If two players play their first match, both with Elo of 1,500, Pwin is equal to 0.5 so, for a K-factor of 32, the winner would gain 16 points and the loser would lose 16 points. In their next match, the players start with Elo ratings of 1,516 and 1,484 respectively, and by updating their rating for all matches played, their current Elo rating can be calculated.
The K-factor determines how much the Elo rating should change following a match result. In the example, the K-factor of 32 means that at most, a player could lose 32 points (if their probability was 1 and they lost). When using Elo models in practice, the biggest consideration is which K-factor to use.
The Elo model which performed well in Kovalchik’s comparison is one devised by fivethirtyeight.com. Rather than using a constant K, they instead have it depend on the number of matches a player has played. The equation for K becomes:
Where c is a constant, M is the number of matches in the player’s dataset, o is a small offset (to avoid very large values when M is low), and s is a shape parameter which allows for more flexibility in the curve’s shape. By experimenting with different parameters o, c and s, they finally settle on the following form:
We can see how this K-factor varies with the number of matches by plotting it:
Remember that the K-factor is the maximum Elo update for any given match. Hence, using this functional form for the K-factor means that players with few matches receive large maximum updates. At slightly under 200 matches, the K-factor drops below a constant factor of 32 and changes little after about 400 matches, settling at a value around 20.
Why does it make sense to have K depend on the number of matches played?

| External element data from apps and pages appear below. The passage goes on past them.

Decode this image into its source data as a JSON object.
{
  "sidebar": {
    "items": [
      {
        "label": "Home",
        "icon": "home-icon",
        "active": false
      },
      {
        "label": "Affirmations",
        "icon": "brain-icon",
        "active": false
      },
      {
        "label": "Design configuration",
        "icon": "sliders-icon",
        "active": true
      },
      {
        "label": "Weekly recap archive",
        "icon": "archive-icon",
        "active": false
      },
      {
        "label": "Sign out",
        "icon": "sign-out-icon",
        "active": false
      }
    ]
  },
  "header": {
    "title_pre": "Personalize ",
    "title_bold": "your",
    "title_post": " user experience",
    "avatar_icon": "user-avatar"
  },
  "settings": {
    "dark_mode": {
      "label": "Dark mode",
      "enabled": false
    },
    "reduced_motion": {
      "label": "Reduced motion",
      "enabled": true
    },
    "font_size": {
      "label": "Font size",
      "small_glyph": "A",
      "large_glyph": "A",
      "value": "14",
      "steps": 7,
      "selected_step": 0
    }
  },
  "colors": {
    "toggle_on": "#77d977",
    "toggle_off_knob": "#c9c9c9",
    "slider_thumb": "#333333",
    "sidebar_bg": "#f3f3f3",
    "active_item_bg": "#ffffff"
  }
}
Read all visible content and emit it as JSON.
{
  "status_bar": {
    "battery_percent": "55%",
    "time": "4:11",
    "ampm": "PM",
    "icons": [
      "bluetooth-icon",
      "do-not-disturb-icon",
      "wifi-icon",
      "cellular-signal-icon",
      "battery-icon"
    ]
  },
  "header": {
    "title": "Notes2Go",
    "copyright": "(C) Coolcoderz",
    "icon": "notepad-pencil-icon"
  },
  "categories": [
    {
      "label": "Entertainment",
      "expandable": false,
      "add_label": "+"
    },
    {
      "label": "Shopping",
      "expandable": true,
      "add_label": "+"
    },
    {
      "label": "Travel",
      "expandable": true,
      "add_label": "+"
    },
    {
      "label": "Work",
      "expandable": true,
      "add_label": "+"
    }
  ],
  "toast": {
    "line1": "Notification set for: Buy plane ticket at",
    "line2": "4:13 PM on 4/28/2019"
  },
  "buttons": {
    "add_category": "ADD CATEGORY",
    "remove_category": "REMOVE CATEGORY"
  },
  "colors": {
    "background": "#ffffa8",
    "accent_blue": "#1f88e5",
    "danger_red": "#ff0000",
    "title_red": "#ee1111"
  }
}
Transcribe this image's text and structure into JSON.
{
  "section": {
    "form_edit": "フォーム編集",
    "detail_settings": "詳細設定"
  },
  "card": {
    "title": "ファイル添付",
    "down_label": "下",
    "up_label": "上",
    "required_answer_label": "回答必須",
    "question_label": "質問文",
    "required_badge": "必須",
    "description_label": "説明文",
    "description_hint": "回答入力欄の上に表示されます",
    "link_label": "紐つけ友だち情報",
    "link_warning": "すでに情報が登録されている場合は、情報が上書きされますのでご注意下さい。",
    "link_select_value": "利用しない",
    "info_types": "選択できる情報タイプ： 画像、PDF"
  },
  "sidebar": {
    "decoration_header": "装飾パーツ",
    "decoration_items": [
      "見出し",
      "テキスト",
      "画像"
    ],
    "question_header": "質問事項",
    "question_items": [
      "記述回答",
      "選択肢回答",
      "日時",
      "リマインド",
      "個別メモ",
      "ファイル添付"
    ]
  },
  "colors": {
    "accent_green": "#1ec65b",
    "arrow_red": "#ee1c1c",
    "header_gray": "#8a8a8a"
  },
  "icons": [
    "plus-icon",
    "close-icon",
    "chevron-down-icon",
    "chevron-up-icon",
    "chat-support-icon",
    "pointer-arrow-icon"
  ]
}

The idea is that when we have seen a player play few matches, we are not particularly confident in our Elo assignment and are open to large updates. Once we have seen a player play hundreds of matches, it makes sense to make our updates smaller: we have seen them play many matches and have reason to be confident in our Elo rating.
Example: US Open 2016
As an example, here are how Stan Wawrinka’s matches at the US Open 2016 changed his Elo rating:
We can see that Stan Wawrinka faced both opponents he was expected to beat – he had probabilities greater than 80% against his first four opponents – as well as three tough opponents in his final rounds.
This results in small updates for the first matches, and large ones for the later ones. We can also see that Elo was not perfect here: though it predicted the first four matches correctly and had his match against Del Potro at around 50/50, it did not expect his wins over Nishikori and Djokovic.
However, we can also see how the Elo system self-corrects itself: if Nishikori and Wawrinka were to meet again, Nishikori’s loss in Elo combined with Stan Wawrinka’s gains would make his prediction more favourable.
When implementing an Elo model, it is important to try to get as large a database of matches as possible. It turns out that using match data starting from 1968 (available e.g. from Jeff Sackmann’s github account) increases accuracy from 67% to 70% compared to using match data starting from a year before when predicting ATP matches in 2014.
The Elo model works well: At the US Open, it predicted 73.5% of ATP matches correctly, which is not too far off the bookmakers, who got 76.1% right. As mentioned in the introduction, it also outperforms all other published models on matches played on the ATP in 2014.
This may be surprising: after all, the Elo model only takes wins and losses into account. It knows nothing about the players involved (some may match up better than others), about surface (some players may perform better on one than on another), or about how decisive each victory was (a contested final-set victory is treated the same as an easy straight-sets win).
Some of these factors may explain why the bookmakers still hold an edge, and a model taking them into account could be an interesting improvement.
In the next article, I will be talking about models specifically designed around the rules of tennis: point-based models. These will allow us to predict much more than just the winner or loser of a match, such as the number of sets that are expected, and which set scores are most likely.